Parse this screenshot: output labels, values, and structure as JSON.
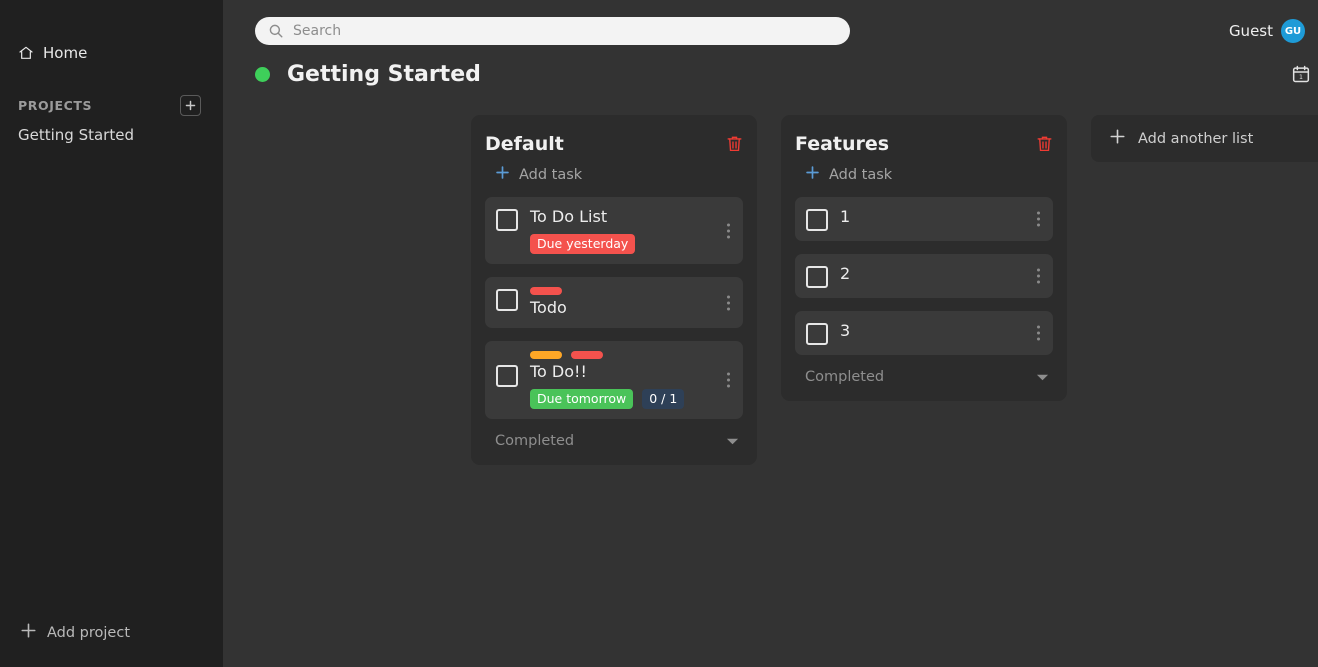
{
  "colors": {
    "page_bg": "#333333",
    "sidebar_bg": "#202020",
    "column_bg": "#2c2c2c",
    "card_bg": "#3a3a3a",
    "accent_blue": "#4a90d9",
    "avatar_blue": "#1e9bd7",
    "status_green": "#3ecf5a",
    "danger_red": "#f4524d",
    "label_orange": "#ffa726",
    "badge_green": "#4ac359",
    "badge_navy": "#2e4057"
  },
  "sidebar": {
    "home": {
      "label": "Home",
      "icon": "home-icon"
    },
    "projects_header": "PROJECTS",
    "add_project_icon": "plus-box-icon",
    "projects": [
      {
        "label": "Getting Started"
      }
    ],
    "add_project": {
      "label": "Add project",
      "icon": "plus-icon"
    }
  },
  "topbar": {
    "search": {
      "placeholder": "Search",
      "value": "",
      "icon": "search-icon"
    },
    "user": {
      "name": "Guest",
      "initials": "GU"
    }
  },
  "board_header": {
    "status_dot": "green",
    "title": "Getting Started",
    "calendar_icon": "calendar-icon",
    "calendar_day": "1"
  },
  "columns": [
    {
      "title": "Default",
      "delete_icon": "trash-icon",
      "add_task_label": "Add task",
      "completed_label": "Completed",
      "tasks": [
        {
          "title": "To Do List",
          "checked": false,
          "labels": [],
          "badges": [
            {
              "text": "Due yesterday",
              "color": "#f4524d"
            }
          ]
        },
        {
          "title": "Todo",
          "checked": false,
          "labels": [
            "#f4524d"
          ],
          "badges": []
        },
        {
          "title": "To Do!!",
          "checked": false,
          "labels": [
            "#ffa726",
            "#f4524d"
          ],
          "badges": [
            {
              "text": "Due tomorrow",
              "color": "#4ac359"
            },
            {
              "text": "0 / 1",
              "color": "#2e4057"
            }
          ]
        }
      ]
    },
    {
      "title": "Features",
      "delete_icon": "trash-icon",
      "add_task_label": "Add task",
      "completed_label": "Completed",
      "tasks": [
        {
          "title": "1",
          "checked": false,
          "labels": [],
          "badges": []
        },
        {
          "title": "2",
          "checked": false,
          "labels": [],
          "badges": []
        },
        {
          "title": "3",
          "checked": false,
          "labels": [],
          "badges": []
        }
      ]
    }
  ],
  "add_list": {
    "label": "Add another list",
    "icon": "plus-icon"
  }
}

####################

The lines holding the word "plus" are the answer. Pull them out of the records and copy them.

■ Result of the exercise:
    "add_project_icon": "plus-box-icon",
      "icon": "plus-icon"
    "icon": "plus-icon"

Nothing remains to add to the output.